### TASK TO CARRY OUT
Give the number of lines in the listing that contain "Nazwa", with no other words.

○ ○ ○

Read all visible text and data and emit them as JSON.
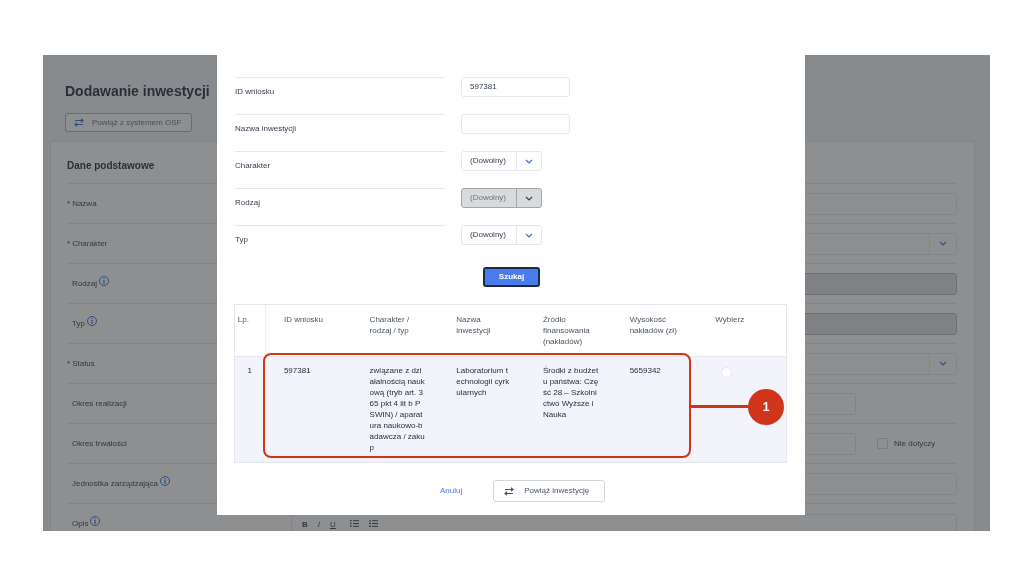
{
  "page": {
    "title": "Dodawanie inwestycji",
    "link_button": "Powiąż z systemem OSF",
    "section_title": "Dane podstawowe",
    "fields": [
      {
        "marker": "*",
        "label": "Nazwa",
        "info": false,
        "kind": "input"
      },
      {
        "marker": "*",
        "label": "Charakter",
        "info": false,
        "kind": "select"
      },
      {
        "label": "Rodzaj",
        "info": true,
        "kind": "disabled"
      },
      {
        "label": "Typ",
        "info": true,
        "kind": "disabled"
      },
      {
        "marker": "*",
        "label": "Status",
        "info": false,
        "kind": "select"
      },
      {
        "label": "Okres realizacji",
        "info": false,
        "kind": "short"
      },
      {
        "label": "Okres trwałości",
        "info": false,
        "kind": "short",
        "checkbox": {
          "label": "Nie dotyczy",
          "checked": false
        }
      },
      {
        "label": "Jednostka zarządzająca",
        "info": true,
        "kind": "input"
      },
      {
        "label": "Opis",
        "info": true,
        "kind": "editor",
        "toolbar": [
          "B",
          "I",
          "U"
        ]
      }
    ]
  },
  "dialog": {
    "filters": [
      {
        "label": "ID wniosku",
        "kind": "input",
        "value": "597381"
      },
      {
        "label": "Nazwa inwestycji",
        "kind": "input"
      },
      {
        "label": "Charakter",
        "kind": "select",
        "value": "(Dowolny)",
        "disabled": false
      },
      {
        "label": "Rodzaj",
        "kind": "select",
        "value": "(Dowolny)",
        "disabled": true
      },
      {
        "label": "Typ",
        "kind": "select",
        "value": "(Dowolny)",
        "disabled": false
      }
    ],
    "search_button": "Szukaj",
    "table": {
      "columns": [
        "Lp.",
        "ID wniosku",
        "Charakter / rodzaj / typ",
        "Nazwa inwestycji",
        "Źródło finansowania (nakładów)",
        "Wysokość nakładów (zł)",
        "Wybierz"
      ],
      "rows": [
        {
          "cells": [
            "1",
            "597381",
            "związane z działalnością naukową (tryb art. 365 pkt 4 lit b PSWIN) / aparatura naukowo-badawcza / zakup",
            "Laboratorium technologii cyrkularnych",
            "Środki z budżetu państwa: Część 28 – Szkolnictwo Wyższe i Nauka",
            "5659342"
          ],
          "selected": false
        }
      ]
    },
    "cancel": "Anuluj",
    "confirm": "Powiąż inwestycję"
  },
  "callout": {
    "number": "1"
  }
}
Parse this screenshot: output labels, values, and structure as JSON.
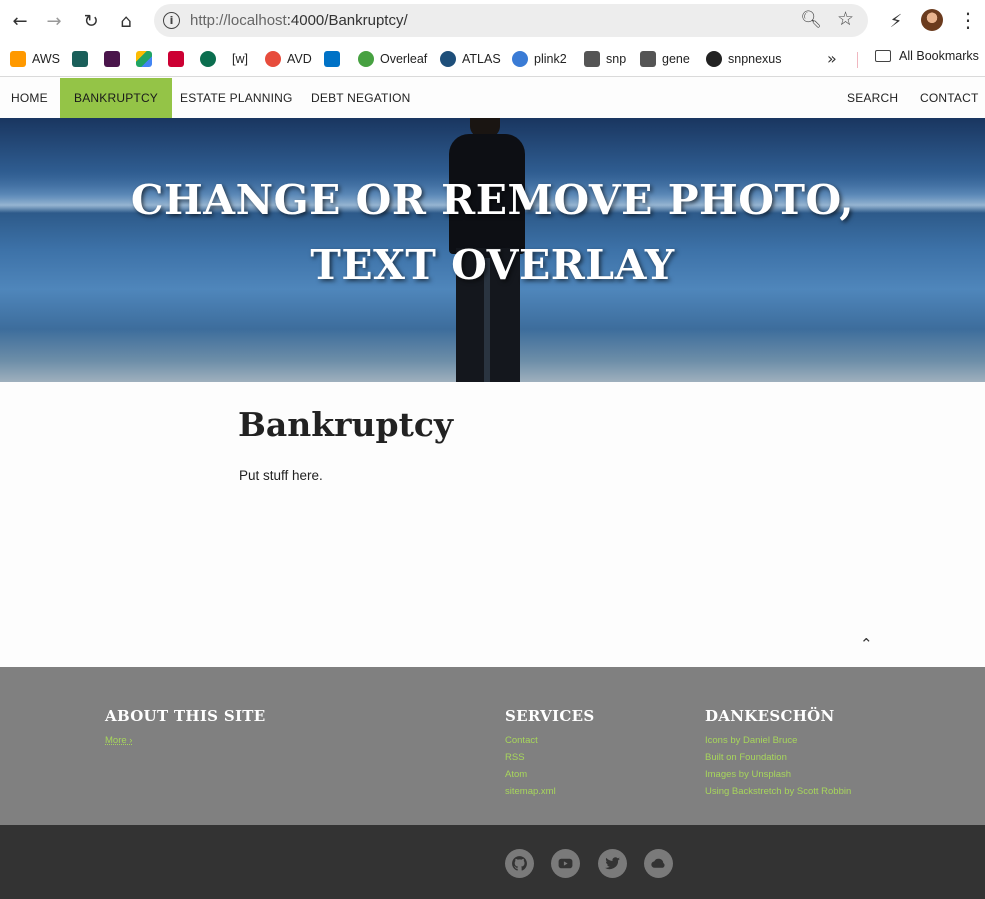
{
  "browser": {
    "url_scheme_host": "http://localhost",
    "url_rest": ":4000/Bankruptcy/",
    "bookmarks": [
      {
        "label": "AWS",
        "color": "#ff9900"
      },
      {
        "label": "",
        "color": "#1a5f5a"
      },
      {
        "label": "",
        "color": "#4a154b"
      },
      {
        "label": "",
        "color": "#1fa463"
      },
      {
        "label": "",
        "color": "#cc0033"
      },
      {
        "label": "",
        "color": "#0b6e4f"
      },
      {
        "label": "[w]",
        "color": ""
      },
      {
        "label": "AVD",
        "color": "#e74c3c"
      },
      {
        "label": "",
        "color": "#0072c6"
      },
      {
        "label": "Overleaf",
        "color": "#47a141"
      },
      {
        "label": "ATLAS",
        "color": "#1e4f7a"
      },
      {
        "label": "plink2",
        "color": "#3a7bd5"
      },
      {
        "label": "snp",
        "color": "#555555"
      },
      {
        "label": "gene",
        "color": "#555555"
      },
      {
        "label": "snpnexus",
        "color": "#222222"
      }
    ],
    "all_bookmarks": "All Bookmarks"
  },
  "nav": {
    "home": "HOME",
    "bankruptcy": "BANKRUPTCY",
    "estate": "ESTATE PLANNING",
    "debt": "DEBT NEGATION",
    "search": "SEARCH",
    "contact": "CONTACT"
  },
  "hero": {
    "title": "CHANGE OR REMOVE PHOTO, TEXT OVERLAY"
  },
  "main": {
    "heading": "Bankruptcy",
    "body": "Put stuff here."
  },
  "footer": {
    "about": {
      "title": "ABOUT THIS SITE",
      "link": "More ›"
    },
    "services": {
      "title": "SERVICES",
      "links": [
        "Contact",
        "RSS",
        "Atom",
        "sitemap.xml"
      ]
    },
    "thanks": {
      "title": "DANKESCHÖN",
      "links": [
        "Icons by Daniel Bruce",
        "Built on Foundation",
        "Images by Unsplash",
        "Using Backstretch by Scott Robbin"
      ]
    }
  },
  "colors": {
    "accent": "#94c447",
    "footer_bg": "#808080",
    "subfooter_bg": "#333333"
  }
}
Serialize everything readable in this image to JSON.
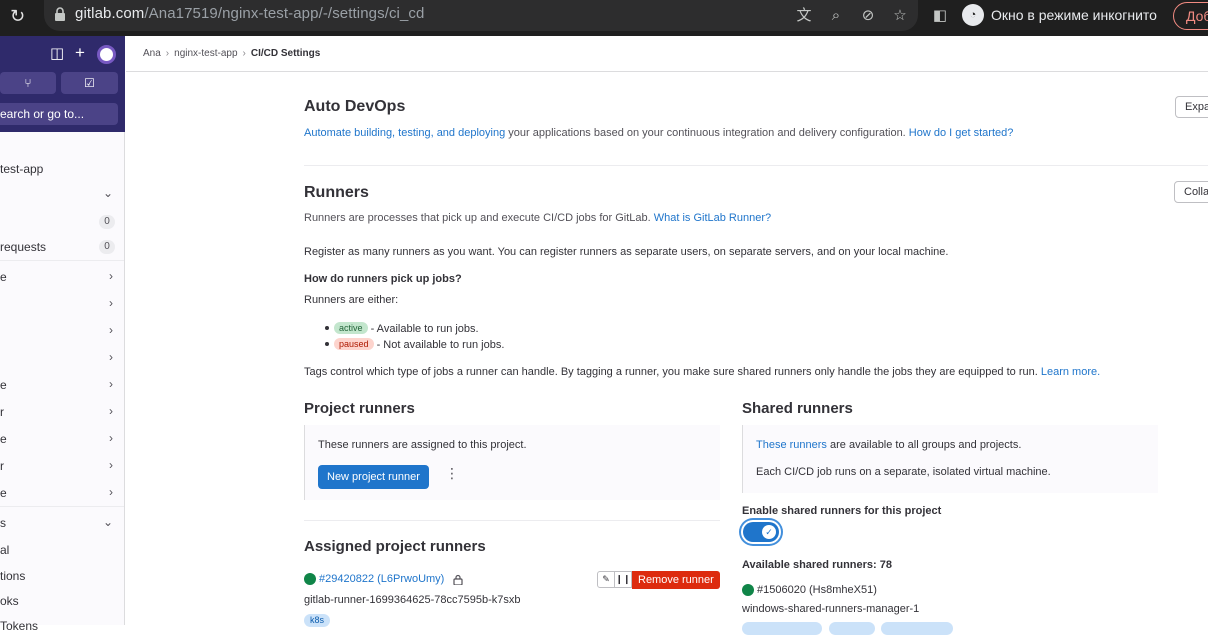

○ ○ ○

### SOLUTION FOR THIS PROBLEM
3